“GreenSky’s negligent business and customer service practices have enabled its dealers to take advantage of vulnerable consumers in need of financial assistance,” CFPB’s acting director Dave Uejio said in a press release on Monday. “It is just wrong for consumers to go into debt to GreenSky for loans they did not know about. The CFPB will not stand for practices that allow such behavior in the marketplace.”
As part of the agreement, GreenSky did not admit any liability or misconduct. The company “has already implemented many of the protocols and business practices” that the CFPB was calling for, Tim Kaliban, President and Chief Risk Officer of GreenSky, said in a statement. “Resolving this matter also enables us to devote our full and undivided attention to the growth and strengthening of our business, which is built on a foundation of integrity and trust. We have fully cooperated and respected and cooperated with the CFPB in connection with their investigation appreciate the important role it plays in terms of consumer protection. “
GreenSky reportedly allowed merchants to submit loan applications for up to two months prior to October 2019 before participating in a mandatory training program, the CFPB noted. The order forces the company to change its training regulations.
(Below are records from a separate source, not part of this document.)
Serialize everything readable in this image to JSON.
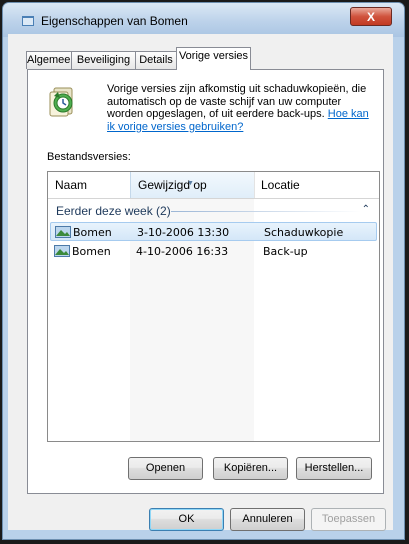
{
  "window": {
    "title": "Eigenschappen van Bomen",
    "close_label": "X"
  },
  "tabs": [
    {
      "label": "Algemeen",
      "active": false
    },
    {
      "label": "Beveiliging",
      "active": false
    },
    {
      "label": "Details",
      "active": false
    },
    {
      "label": "Vorige versies",
      "active": true
    }
  ],
  "description": {
    "text": "Vorige versies zijn afkomstig uit schaduwkopieën, die automatisch op de vaste schijf van uw computer worden opgeslagen, of uit eerdere back-ups. ",
    "link": "Hoe kan ik vorige versies gebruiken?"
  },
  "files_label": "Bestandsversies:",
  "columns": [
    "Naam",
    "Gewijzigd op",
    "Locatie"
  ],
  "group": {
    "label": "Eerder deze week (2)",
    "expanded": true
  },
  "rows": [
    {
      "name": "Bomen",
      "modified": "3-10-2006 13:30",
      "location": "Schaduwkopie",
      "selected": true
    },
    {
      "name": "Bomen",
      "modified": "4-10-2006 16:33",
      "location": "Back-up",
      "selected": false
    }
  ],
  "action_buttons": {
    "open": "Openen",
    "copy": "Kopiëren...",
    "restore": "Herstellen..."
  },
  "dialog_buttons": {
    "ok": "OK",
    "cancel": "Annuleren",
    "apply": "Toepassen"
  },
  "colors": {
    "link": "#0066cc",
    "selection": "#d4e7f8",
    "group_text": "#1e395b"
  }
}
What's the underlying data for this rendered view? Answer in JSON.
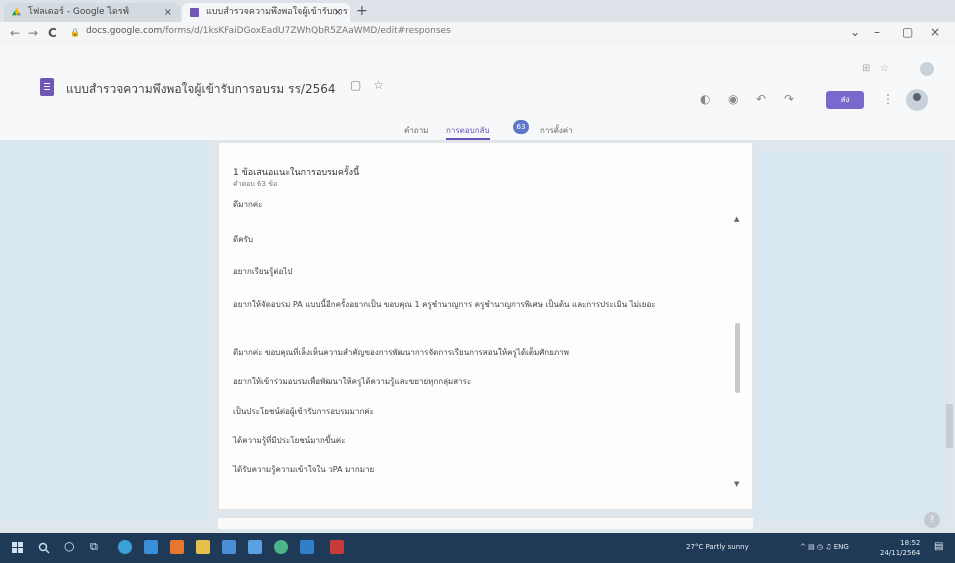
{
  "browser": {
    "tabs": [
      {
        "title": "โฟลเดอร์ - Google ไดรฟ์",
        "close": "×"
      },
      {
        "title": "แบบสำรวจความพึงพอใจผู้เข้ารับการ",
        "close": "×"
      }
    ],
    "new_tab": "+",
    "nav": {
      "back": "←",
      "forward": "→",
      "reload": "C"
    },
    "url": {
      "host": "docs.google.com",
      "path": "/forms/d/1ksKFaiDGoxEadU7ZWhQbR5ZAaWMD/edit#responses"
    },
    "window": {
      "minimize": "–",
      "maximize": "▢",
      "close": "×"
    }
  },
  "header": {
    "title": "แบบสำรวจความพึงพอใจผู้เข้ารับการอบรม รร/2564",
    "folder_icon": "▢",
    "star_icon": "☆",
    "send_label": "ส่ง",
    "more_icon": "⋮",
    "toolbar_icons": [
      "◐",
      "◉",
      "↶",
      "↷"
    ],
    "ext_icons": [
      "⊞",
      "☆"
    ]
  },
  "form_tabs": [
    {
      "label": "คำถาม",
      "active": false
    },
    {
      "label": "การตอบกลับ",
      "active": true
    },
    {
      "label": "การตั้งค่า",
      "active": false
    }
  ],
  "responses_badge": "63",
  "question": {
    "title": "1 ข้อเสนอแนะในการอบรมครั้งนี้",
    "subtitle": "คำตอบ 63 ข้อ",
    "responses": [
      "ดีมากค่ะ",
      "ดีครับ",
      "อยากเรียนรู้ต่อไป",
      "อยากให้จัดอบรม PA แบบนี้อีกครั้งอยากเป็น ขอบคุณ 1 ครูชำนาญการ ครูชำนาญการพิเศษ เป็นต้น และการประเมิน ไม่เยอะ",
      "ดีมากค่ะ ขอบคุณที่เล็งเห็นความสำคัญของการพัฒนาการจัดการเรียนการสอนให้ครูได้เต็มศักยภาพ",
      "อยากให้เข้าร่วมอบรมเพื่อพัฒนาให้ครูได้ความรู้และขยายทุกกลุ่มสาระ",
      "เป็นประโยชน์ต่อผู้เข้ารับการอบรมมากค่ะ",
      "ได้ความรู้ที่มีประโยชน์มากขึ้นค่ะ",
      "ได้รับความรู้ความเข้าใจใน วPA มากมาย"
    ]
  },
  "scrollbar": {
    "up": "▲",
    "down": "▼"
  },
  "help": "?",
  "taskbar": {
    "weather": "27°C Partly sunny",
    "tray_icons": "^ ▤ ◷ ♫ ENG",
    "time": "18:52",
    "date": "24/11/2564"
  },
  "colors": {
    "accent": "#6a54b8",
    "send_button": "#7a68cf",
    "taskbar": "#1f3a57",
    "side_panel": "#d8e6f0"
  }
}
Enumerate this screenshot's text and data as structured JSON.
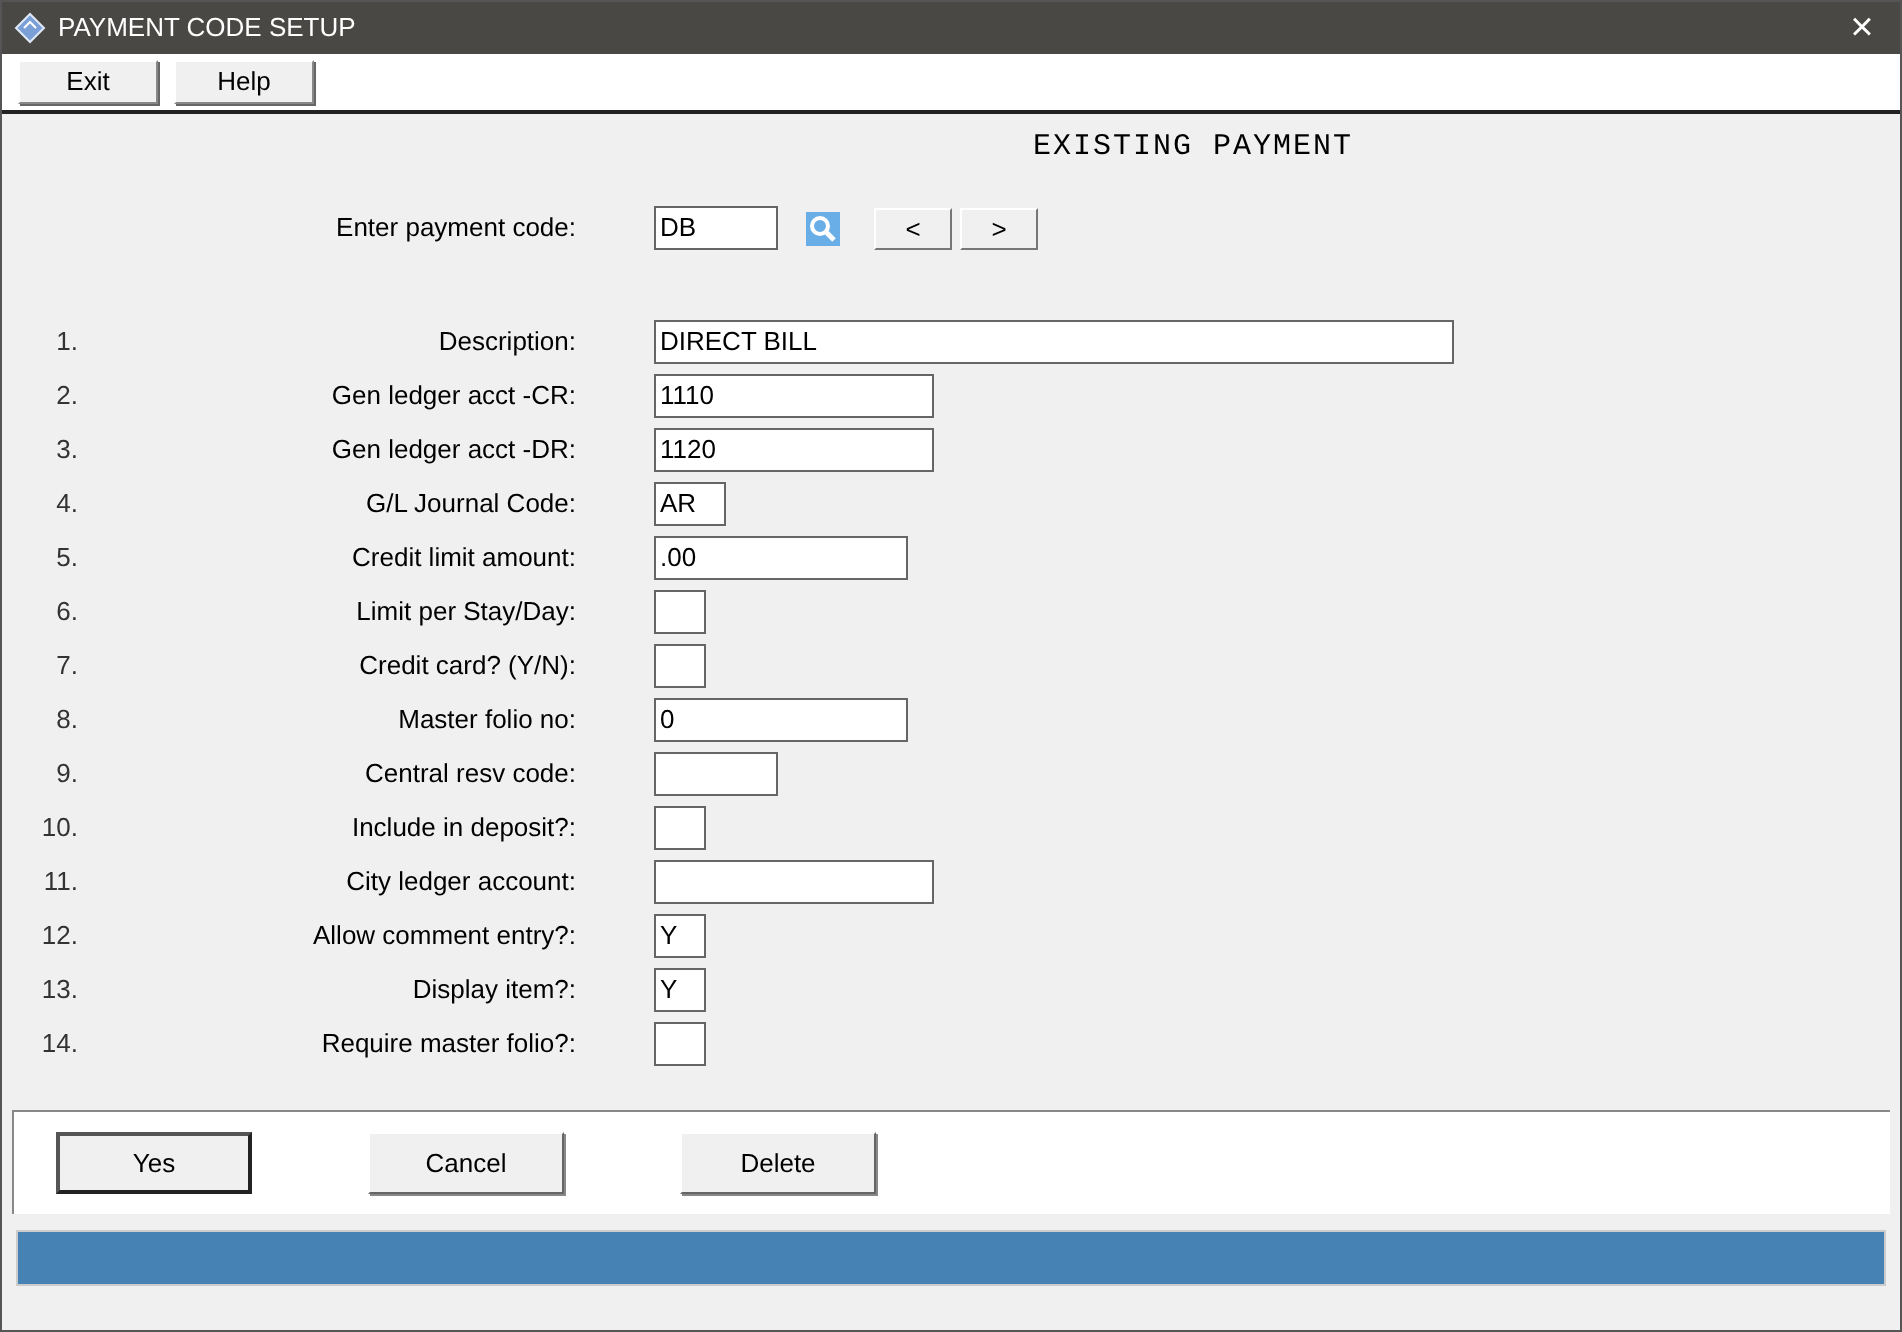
{
  "window": {
    "title": "PAYMENT CODE SETUP",
    "close": "×"
  },
  "toolbar": [
    "Exit",
    "Help"
  ],
  "heading": "EXISTING PAYMENT",
  "lookup": {
    "label": "Enter payment code:",
    "value": "DB",
    "prev": "<",
    "next": ">"
  },
  "fields": [
    {
      "number": "1.",
      "label": "Description:",
      "value": "DIRECT BILL"
    },
    {
      "number": "2.",
      "label": "Gen ledger acct -CR:",
      "value": "1110"
    },
    {
      "number": "3.",
      "label": "Gen ledger acct -DR:",
      "value": "1120"
    },
    {
      "number": "4.",
      "label": "G/L Journal Code:",
      "value": "AR"
    },
    {
      "number": "5.",
      "label": "Credit limit amount:",
      "value": ".00"
    },
    {
      "number": "6.",
      "label": "Limit per Stay/Day:"
    },
    {
      "number": "7.",
      "label": "Credit card? (Y/N):"
    },
    {
      "number": "8.",
      "label": "Master folio no:",
      "value": "0"
    },
    {
      "number": "9.",
      "label": "Central resv code:"
    },
    {
      "number": "10.",
      "label": "Include in deposit?:"
    },
    {
      "number": "11.",
      "label": "City ledger account:"
    },
    {
      "number": "12.",
      "label": "Allow comment entry?:",
      "value": "Y"
    },
    {
      "number": "13.",
      "label": "Display item?:",
      "value": "Y"
    },
    {
      "number": "14.",
      "label": "Require master folio?:"
    }
  ],
  "buttons": [
    {
      "label": "Yes",
      "default": true
    },
    {
      "label": "Cancel",
      "default": false
    },
    {
      "label": "Delete",
      "default": false
    }
  ]
}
The fintech’s Merchant Risk Unit has also been more negligent in reviewing loan applications from its larger partners, the bureau found. The staff of the unit were instructed to “change their recommendations on suspensions and terminations of traders based on a trader’s volume of business,” the CFPB noted.
Shortly before October 2019, GreenSky had nine banking partners. One bank, Regions, said earlier this year it would not renew its funding relationship when it expires. The bank originally wanted to establish point-of-sale credit partnerships to see if it could boost customer base growth. However, Regions CEO John Turner said the bank had chosen to focus more on direct relationships.
Towards the end of the partnership, GreenSky Chief Administrative Officer, Gerry Benjamin, told American Banker, “We can only conclude that the regions believe they can redeploy these assets and achieve higher returns on a risk-adjusted basis.”
The regions increased their presence in the home improvement lending business last month and bought EnerBank as part of a $ 960 million deal.